‘I am the youngest daughter in a family the size of a football team. My dad is a close friend of the late Ayatollah Khomeini, the founder and leader of Islamic Republic of Iran. As one of the pioneers supporting the Islamic republic of Iran, my dad holds a very conservative ideology: women do not have equal rights to men, marriage is a must, and there is no tolerance towards secular liberal ideas. But none of this would change my mind about who I wanted to become. I had to hide my secular liberal thoughts. I tried to act out the role that was expected of me, to be obedient, religious and passive. I had no right to work or build a career. My interest in art and sport were not accepted. My interactions with society were restricted. My questions would remain unanswered. I would wear a black chador over my outfit yet would still get scolded for my appearance. I did not dare express my true feelings and beliefs.
I looked around and realized that I was acting like someone who was not me. It is unbearably frustrating when you have to hide who you are from even from your own family.
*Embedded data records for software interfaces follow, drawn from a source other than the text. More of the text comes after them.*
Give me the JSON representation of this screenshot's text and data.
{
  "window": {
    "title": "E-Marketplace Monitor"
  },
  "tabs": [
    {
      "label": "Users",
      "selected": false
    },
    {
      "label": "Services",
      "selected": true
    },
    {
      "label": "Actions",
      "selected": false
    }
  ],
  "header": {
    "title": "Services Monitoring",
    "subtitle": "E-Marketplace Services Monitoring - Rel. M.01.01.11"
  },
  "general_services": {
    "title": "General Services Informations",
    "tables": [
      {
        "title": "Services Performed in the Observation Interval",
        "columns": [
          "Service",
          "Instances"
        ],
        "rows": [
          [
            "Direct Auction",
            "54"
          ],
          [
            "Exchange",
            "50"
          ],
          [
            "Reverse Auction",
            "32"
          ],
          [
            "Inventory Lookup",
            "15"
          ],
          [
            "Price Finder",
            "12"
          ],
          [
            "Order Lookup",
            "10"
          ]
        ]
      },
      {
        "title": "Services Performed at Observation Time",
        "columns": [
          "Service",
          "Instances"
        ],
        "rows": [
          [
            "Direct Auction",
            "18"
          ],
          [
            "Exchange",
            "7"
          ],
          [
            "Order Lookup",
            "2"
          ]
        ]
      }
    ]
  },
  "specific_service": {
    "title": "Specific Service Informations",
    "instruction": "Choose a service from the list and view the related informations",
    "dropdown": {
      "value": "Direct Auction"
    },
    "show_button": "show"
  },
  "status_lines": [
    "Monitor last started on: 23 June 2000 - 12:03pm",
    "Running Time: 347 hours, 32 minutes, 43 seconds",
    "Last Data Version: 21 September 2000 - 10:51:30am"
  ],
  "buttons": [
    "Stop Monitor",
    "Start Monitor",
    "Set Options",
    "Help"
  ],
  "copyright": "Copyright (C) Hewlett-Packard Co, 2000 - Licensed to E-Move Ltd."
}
I finally decided on two options: I would either leave Iran in my quest to achieve my rights and freedom, or I would end my life that was being used as a container to hold an ideology that was not mine.
Fifteen years later, I am delighted that I did not give up on my hope and dreams. In the past decade, I have lived in democratic societies, obtained two master’s degrees, learned to play music, acted in theatre, travelled the world on my own, and built a career. I am no longer that girl who begged for her rights in tears, but an independent woman who demands the fulfilment of human rights.’
Maryam Faghihimani left Iran in 2003. Maryam is a researcher, fellow at the McCain institute and founder and president of the Centre for Cultural Diplomacy and Development. Maryam’s focus is on sustainable development, human rights and in particular women’s rights. Maryam’s work aims to build bridges in the Middle East and empowering youth and women in the region.